mixSTR Mixture Tool
Participants: David L. Duewer
Project Timeframe: March 2005 to June 2005
Purpose: A number of Microsoft Excel-based tools have been developed at NIST to aid internal research projects funded by the National Institute of Justice. Some of these software tools may prove useful for application in forensic casework. The mixSTR tool, developed in collaboration with the Palm Beach Sheriff’s Office (PBSO), helps identify reference profiles in sets of mixed-source samples. Given allele lists for one or more evidential samples and all relevant suspect and control reference profiles, the MixSTR system provides detailed lists of the match and miss-match alleles among all samples and profiles. Sorted summaries of the percent of included alleles and loci for all comparisons are also provided. This tool is intended for use by all forensic scientists working with mixed-source samples.

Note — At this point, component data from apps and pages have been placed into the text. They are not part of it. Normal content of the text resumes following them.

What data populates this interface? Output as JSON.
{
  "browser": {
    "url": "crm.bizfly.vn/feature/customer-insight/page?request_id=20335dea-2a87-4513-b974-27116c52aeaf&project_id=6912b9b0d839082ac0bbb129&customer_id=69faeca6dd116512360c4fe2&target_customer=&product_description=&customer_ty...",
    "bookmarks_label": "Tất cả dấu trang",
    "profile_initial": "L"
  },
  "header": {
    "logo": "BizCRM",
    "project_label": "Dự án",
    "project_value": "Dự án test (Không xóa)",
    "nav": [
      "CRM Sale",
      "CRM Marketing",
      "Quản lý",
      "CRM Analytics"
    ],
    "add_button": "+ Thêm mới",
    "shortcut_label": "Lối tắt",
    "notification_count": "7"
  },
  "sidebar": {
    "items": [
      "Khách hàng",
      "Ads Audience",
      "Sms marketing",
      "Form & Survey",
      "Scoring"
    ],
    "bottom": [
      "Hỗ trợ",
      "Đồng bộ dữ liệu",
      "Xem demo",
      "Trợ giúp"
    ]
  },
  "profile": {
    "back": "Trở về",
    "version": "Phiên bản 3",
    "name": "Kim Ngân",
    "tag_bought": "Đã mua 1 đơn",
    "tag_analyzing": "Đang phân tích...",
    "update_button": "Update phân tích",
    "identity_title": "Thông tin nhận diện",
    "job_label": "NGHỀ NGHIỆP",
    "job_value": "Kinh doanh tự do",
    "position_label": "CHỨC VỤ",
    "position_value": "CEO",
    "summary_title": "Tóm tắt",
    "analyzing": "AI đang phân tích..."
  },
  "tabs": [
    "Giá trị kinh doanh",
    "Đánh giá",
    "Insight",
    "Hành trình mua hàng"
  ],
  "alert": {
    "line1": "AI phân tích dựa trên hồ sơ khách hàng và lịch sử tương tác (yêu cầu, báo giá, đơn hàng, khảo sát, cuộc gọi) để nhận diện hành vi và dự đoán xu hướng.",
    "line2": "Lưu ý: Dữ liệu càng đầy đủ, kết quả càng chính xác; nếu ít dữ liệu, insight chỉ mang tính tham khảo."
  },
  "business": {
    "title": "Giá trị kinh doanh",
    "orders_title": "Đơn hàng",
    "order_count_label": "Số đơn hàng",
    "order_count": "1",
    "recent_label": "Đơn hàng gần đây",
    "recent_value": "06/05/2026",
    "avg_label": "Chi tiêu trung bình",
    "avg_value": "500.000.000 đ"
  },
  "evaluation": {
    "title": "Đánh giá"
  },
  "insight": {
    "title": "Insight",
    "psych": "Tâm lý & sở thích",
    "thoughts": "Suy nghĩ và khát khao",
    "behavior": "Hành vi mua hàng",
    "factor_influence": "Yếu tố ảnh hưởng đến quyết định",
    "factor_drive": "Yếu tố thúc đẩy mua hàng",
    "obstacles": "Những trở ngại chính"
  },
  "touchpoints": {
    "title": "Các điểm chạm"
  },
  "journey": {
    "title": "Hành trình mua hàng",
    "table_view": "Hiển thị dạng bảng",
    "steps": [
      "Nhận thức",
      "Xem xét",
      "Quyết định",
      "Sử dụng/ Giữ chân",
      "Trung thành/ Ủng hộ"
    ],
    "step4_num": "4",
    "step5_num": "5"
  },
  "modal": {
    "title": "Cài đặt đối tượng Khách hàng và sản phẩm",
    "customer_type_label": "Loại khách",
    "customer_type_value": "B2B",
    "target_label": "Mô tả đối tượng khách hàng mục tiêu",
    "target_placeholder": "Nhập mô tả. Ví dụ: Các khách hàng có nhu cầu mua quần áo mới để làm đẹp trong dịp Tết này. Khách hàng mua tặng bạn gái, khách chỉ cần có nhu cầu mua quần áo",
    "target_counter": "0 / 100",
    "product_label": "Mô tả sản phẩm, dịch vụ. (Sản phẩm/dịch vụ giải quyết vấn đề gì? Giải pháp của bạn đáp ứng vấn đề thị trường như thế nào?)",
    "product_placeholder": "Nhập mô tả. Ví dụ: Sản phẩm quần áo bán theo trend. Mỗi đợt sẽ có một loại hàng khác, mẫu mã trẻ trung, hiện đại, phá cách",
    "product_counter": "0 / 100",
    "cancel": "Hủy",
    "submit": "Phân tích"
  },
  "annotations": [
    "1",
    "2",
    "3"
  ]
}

Progress: The program was completed within a few days of the request by PBSO. Comparisons are made between suspect and evidence (S/E) alleles, suspect and suspect (S/S) alleles (to look for potential close relatives), evidence and other evidence (E/E) sample(s) alleles (to see how various evidentiary samples compare to one another), and controls to evidence (C/E) and controls to suspect (C/S) alleles (as a quality control contamination check). The program can be downloaded from NIST STRBase web site: http://www.cstl.nist.gov/div831/strbase/software.htm and runs with Microsoft Excel.
Publications or Presentations Resulting From This Project:
David Duewer and John Butler demonstration and posters at NIJ DNA Grantees meeting (Washington, D.C.), June 28, 2005, "Multiplex_QA: An Exploratory Quality Assessment Tool for STR Multiplex Assays" [.pdf] and "New Tools to Aid Work with STR Profile Mixtures: mixSTR and Virtual MixtureMaker" [.pdf]
Last updated: 06/20/2007
Disclaimer: This project was supported by National Institute of Justice Grant Number 2003-IJ-R-029, which is an interagency agreement between NIJ and the NIST Office of Law Enforcement Standards, awarded by the National Institute of Justice, Office of Justice Programs, US Department of Justice. Points of view in this document are those of the authors and do not necessarily represent the official position or policies of the US Department of Justice. Certain commercial equipment, instruments and materials are identified in order to specify experimental procedures as completely as possible. In no case does such identification imply a recommendation or endorsement by the National Institute of Standards and Technology nor does it imply that any of the materials, instruments or equipment identified are necessarily the best available for the purpose.